* **EXERCISE**: Show all lines of the entries in which the word "grænt" is found.
++++++++++++++++++++
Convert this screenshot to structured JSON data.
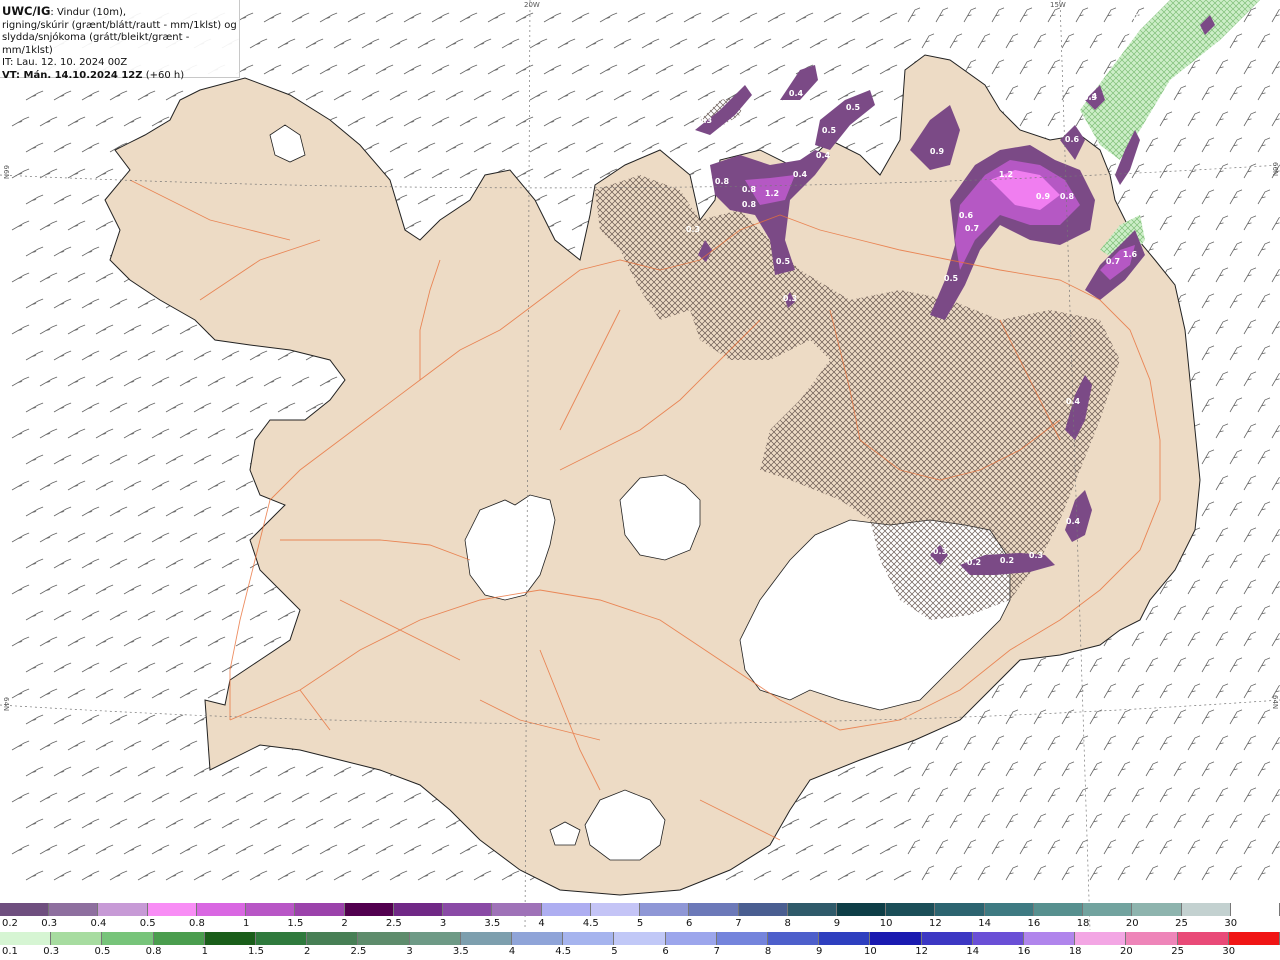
{
  "header": {
    "model": "UWC/IG",
    "line1_suffix": ": Vindur (10m),",
    "line2": "rigning/skúrir (grænt/blátt/rautt - mm/1klst) og",
    "line3": "slydda/snjókoma (grátt/bleikt/grænt - mm/1klst)",
    "init_time": "IT: Lau. 12. 10. 2024 00Z",
    "valid_time": "VT: Mán. 14.10.2024 12Z",
    "lead": "(+60 h)"
  },
  "grid_labels": {
    "lon_20w": "20W",
    "lon_15w": "15W",
    "lat_66n": "66N",
    "lat_64n": "64N"
  },
  "precip_labels": [
    "0.4",
    "0.4",
    "0.4",
    "0.3",
    "0.4",
    "0.5",
    "0.5",
    "0.4",
    "0.4",
    "0.8",
    "0.9",
    "1.2",
    "0.9",
    "0.8",
    "0.8",
    "0.3",
    "0.6",
    "0.2",
    "1.2",
    "0.8",
    "0.6",
    "0.7",
    "0.7",
    "1.6",
    "0.5",
    "0.5",
    "0.4",
    "0.4",
    "0.3",
    "0.2",
    "0.3",
    "0.3",
    "0.3"
  ],
  "colors": {
    "land": "#eddbc5",
    "sea": "#ffffff",
    "glacier": "#ffffff",
    "roads": "#e8703a",
    "snow_light": "#7b4a86",
    "snow_mid": "#b558c4",
    "snow_heavy": "#f07ef0",
    "rain_light": "#cdeec8",
    "hatch": "#5a4a44"
  },
  "legend_snow": {
    "labels": [
      "0.2",
      "0.3",
      "0.4",
      "0.5",
      "0.8",
      "1",
      "1.5",
      "2",
      "2.5",
      "3",
      "3.5",
      "4",
      "4.5",
      "5",
      "6",
      "7",
      "8",
      "9",
      "10",
      "12",
      "14",
      "16",
      "18",
      "20",
      "25",
      "30"
    ],
    "colors": [
      "#6f4f7f",
      "#8e6f9f",
      "#c79ad6",
      "#f88df5",
      "#d967e2",
      "#b856c6",
      "#9b42ab",
      "#52004f",
      "#702886",
      "#8a4aa6",
      "#9f72b8",
      "#aeaef1",
      "#c4c4f6",
      "#8f97d6",
      "#6c79b9",
      "#4a5e91",
      "#2f5a6a",
      "#0e3e47",
      "#1b4e58",
      "#2c6470",
      "#3e7a82",
      "#57908f",
      "#72a39f",
      "#8eb4ae",
      "#c3d1d0",
      "#ffffff"
    ]
  },
  "legend_rain": {
    "labels": [
      "0.1",
      "0.3",
      "0.5",
      "0.8",
      "1",
      "1.5",
      "2",
      "2.5",
      "3",
      "3.5",
      "4",
      "4.5",
      "5",
      "6",
      "7",
      "8",
      "9",
      "10",
      "12",
      "14",
      "16",
      "18",
      "20",
      "25",
      "30"
    ],
    "colors": [
      "#d6f5d3",
      "#a7dca0",
      "#77c47a",
      "#4a9d4e",
      "#1a5e1a",
      "#2f7a3d",
      "#477f55",
      "#5e8c6c",
      "#6e9a86",
      "#7d9fae",
      "#8fa4d8",
      "#a6b4ee",
      "#c1c8f7",
      "#9ca6ec",
      "#7484dc",
      "#4d5fcb",
      "#2e3fbf",
      "#1a1ab0",
      "#3c37c3",
      "#6a4fd6",
      "#b085ec",
      "#f3a6e4",
      "#ee85b9",
      "#e94a78",
      "#f01515"
    ]
  }
}
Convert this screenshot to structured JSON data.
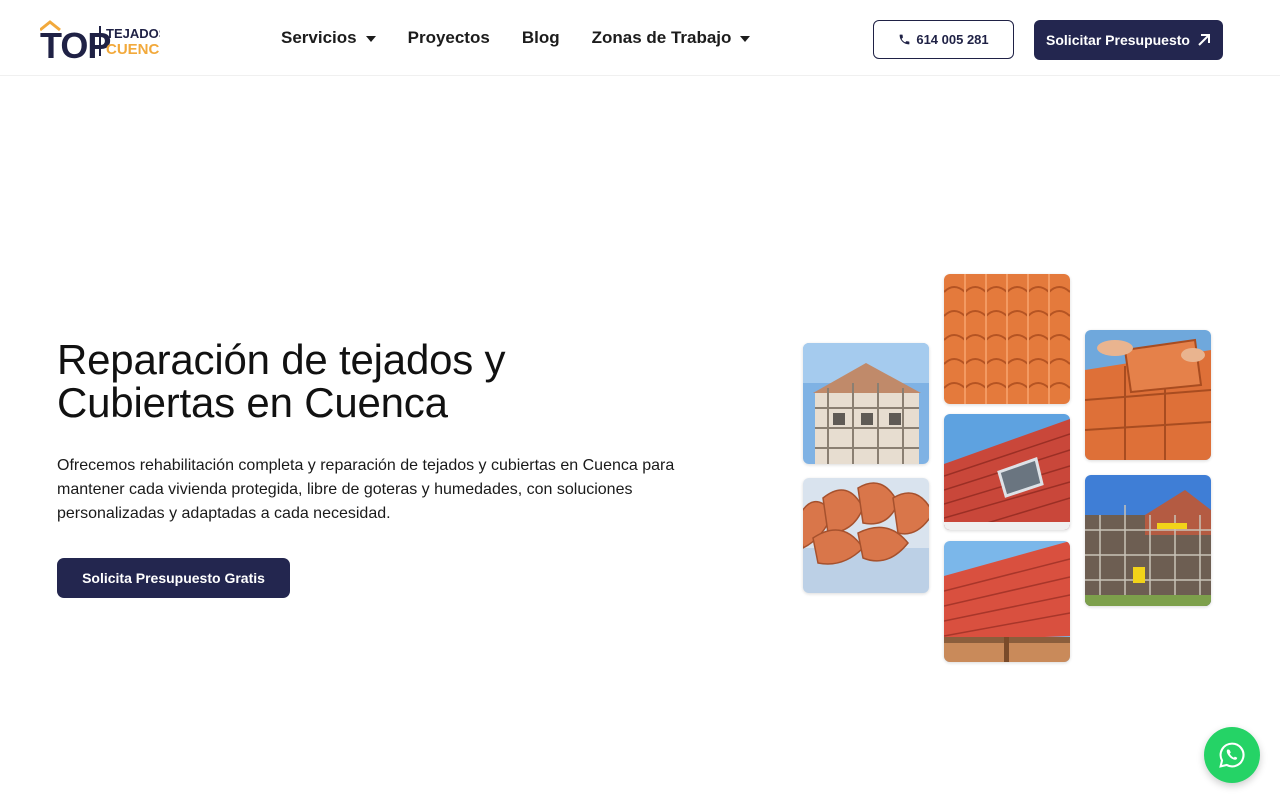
{
  "logo": {
    "mark": "TOP",
    "line1": "TEJADOS",
    "line2": "CUENCA",
    "dark_color": "#1f2145",
    "accent_color": "#f2a93b"
  },
  "nav": {
    "items": [
      {
        "label": "Servicios",
        "has_dropdown": true
      },
      {
        "label": "Proyectos",
        "has_dropdown": false
      },
      {
        "label": "Blog",
        "has_dropdown": false
      },
      {
        "label": "Zonas de Trabajo",
        "has_dropdown": true
      }
    ]
  },
  "header_actions": {
    "phone_label": "614 005 281",
    "phone_icon": "phone-icon",
    "quote_label": "Solicitar Presupuesto",
    "quote_icon": "arrow-up-right-icon"
  },
  "hero": {
    "title_line1": "Reparación de tejados y",
    "title_line2": "Cubiertas en Cuenca",
    "description": "Ofrecemos rehabilitación completa y reparación de tejados y cubiertas en Cuenca para mantener cada vivienda protegida, libre de goteras y humedades, con soluciones personalizadas y adaptadas a cada necesidad.",
    "cta_label": "Solicita Presupuesto Gratis"
  },
  "gallery": {
    "images": [
      {
        "name": "scaffolding-house-photo"
      },
      {
        "name": "curved-tiles-photo"
      },
      {
        "name": "orange-tiles-closeup-photo"
      },
      {
        "name": "red-roof-skylight-photo"
      },
      {
        "name": "red-roof-gutter-photo"
      },
      {
        "name": "hands-placing-tile-photo"
      },
      {
        "name": "building-scaffold-photo"
      }
    ]
  },
  "floating": {
    "whatsapp_icon": "whatsapp-icon"
  },
  "colors": {
    "primary": "#23264f",
    "whatsapp": "#25d366"
  }
}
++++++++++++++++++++
* **SOLVED EXERCISE**:
    "line2": "rigning/skúrir (grænt/blátt/rautt - mm/1klst) og",
    "line3": "slydda/snjókoma (grátt/bleikt/grænt - mm/1klst)",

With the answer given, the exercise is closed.